**Data for review**
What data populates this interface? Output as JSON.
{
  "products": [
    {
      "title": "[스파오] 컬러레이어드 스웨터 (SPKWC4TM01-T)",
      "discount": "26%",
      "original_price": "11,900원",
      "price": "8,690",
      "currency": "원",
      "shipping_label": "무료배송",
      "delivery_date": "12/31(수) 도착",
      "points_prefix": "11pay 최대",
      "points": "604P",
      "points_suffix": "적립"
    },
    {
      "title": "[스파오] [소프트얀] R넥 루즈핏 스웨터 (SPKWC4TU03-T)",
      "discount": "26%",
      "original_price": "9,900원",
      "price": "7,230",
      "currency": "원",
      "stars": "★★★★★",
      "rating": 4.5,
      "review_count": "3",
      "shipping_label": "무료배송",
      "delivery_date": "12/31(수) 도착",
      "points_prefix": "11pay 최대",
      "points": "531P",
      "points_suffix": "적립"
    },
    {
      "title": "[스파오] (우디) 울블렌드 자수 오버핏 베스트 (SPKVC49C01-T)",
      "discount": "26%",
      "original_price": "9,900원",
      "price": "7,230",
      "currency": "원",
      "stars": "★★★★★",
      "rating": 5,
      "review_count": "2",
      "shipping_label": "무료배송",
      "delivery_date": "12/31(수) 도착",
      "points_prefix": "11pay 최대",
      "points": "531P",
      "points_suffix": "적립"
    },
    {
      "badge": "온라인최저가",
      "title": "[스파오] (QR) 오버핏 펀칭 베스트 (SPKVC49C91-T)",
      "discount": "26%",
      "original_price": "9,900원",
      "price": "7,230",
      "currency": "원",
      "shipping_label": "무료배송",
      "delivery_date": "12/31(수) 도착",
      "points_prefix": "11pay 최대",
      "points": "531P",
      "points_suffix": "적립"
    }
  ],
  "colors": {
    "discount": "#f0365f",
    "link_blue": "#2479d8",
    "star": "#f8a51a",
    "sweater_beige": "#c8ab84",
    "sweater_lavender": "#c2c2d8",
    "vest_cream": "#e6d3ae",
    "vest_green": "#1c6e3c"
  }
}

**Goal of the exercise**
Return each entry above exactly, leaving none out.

**Expected answer**
What data populates this interface? Output as JSON.
{
  "products": [
    {
      "title": "[스파오] 컬러레이어드 스웨터 (SPKWC4TM01-T)",
      "discount": "26%",
      "original_price": "11,900원",
      "price": "8,690",
      "currency": "원",
      "shipping_label": "무료배송",
      "delivery_date": "12/31(수) 도착",
      "points_prefix": "11pay 최대",
      "points": "604P",
      "points_suffix": "적립"
    },
    {
      "title": "[스파오] [소프트얀] R넥 루즈핏 스웨터 (SPKWC4TU03-T)",
      "discount": "26%",
      "original_price": "9,900원",
      "price": "7,230",
      "currency": "원",
      "stars": "★★★★★",
      "rating": 4.5,
      "review_count": "3",
      "shipping_label": "무료배송",
      "delivery_date": "12/31(수) 도착",
      "points_prefix": "11pay 최대",
      "points": "531P",
      "points_suffix": "적립"
    },
    {
      "title": "[스파오] (우디) 울블렌드 자수 오버핏 베스트 (SPKVC49C01-T)",
      "discount": "26%",
      "original_price": "9,900원",
      "price": "7,230",
      "currency": "원",
      "stars": "★★★★★",
      "rating": 5,
      "review_count": "2",
      "shipping_label": "무료배송",
      "delivery_date": "12/31(수) 도착",
      "points_prefix": "11pay 최대",
      "points": "531P",
      "points_suffix": "적립"
    },
    {
      "badge": "온라인최저가",
      "title": "[스파오] (QR) 오버핏 펀칭 베스트 (SPKVC49C91-T)",
      "discount": "26%",
      "original_price": "9,900원",
      "price": "7,230",
      "currency": "원",
      "shipping_label": "무료배송",
      "delivery_date": "12/31(수) 도착",
      "points_prefix": "11pay 최대",
      "points": "531P",
      "points_suffix": "적립"
    }
  ],
  "colors": {
    "discount": "#f0365f",
    "link_blue": "#2479d8",
    "star": "#f8a51a",
    "sweater_beige": "#c8ab84",
    "sweater_lavender": "#c2c2d8",
    "vest_cream": "#e6d3ae",
    "vest_green": "#1c6e3c"
  }
}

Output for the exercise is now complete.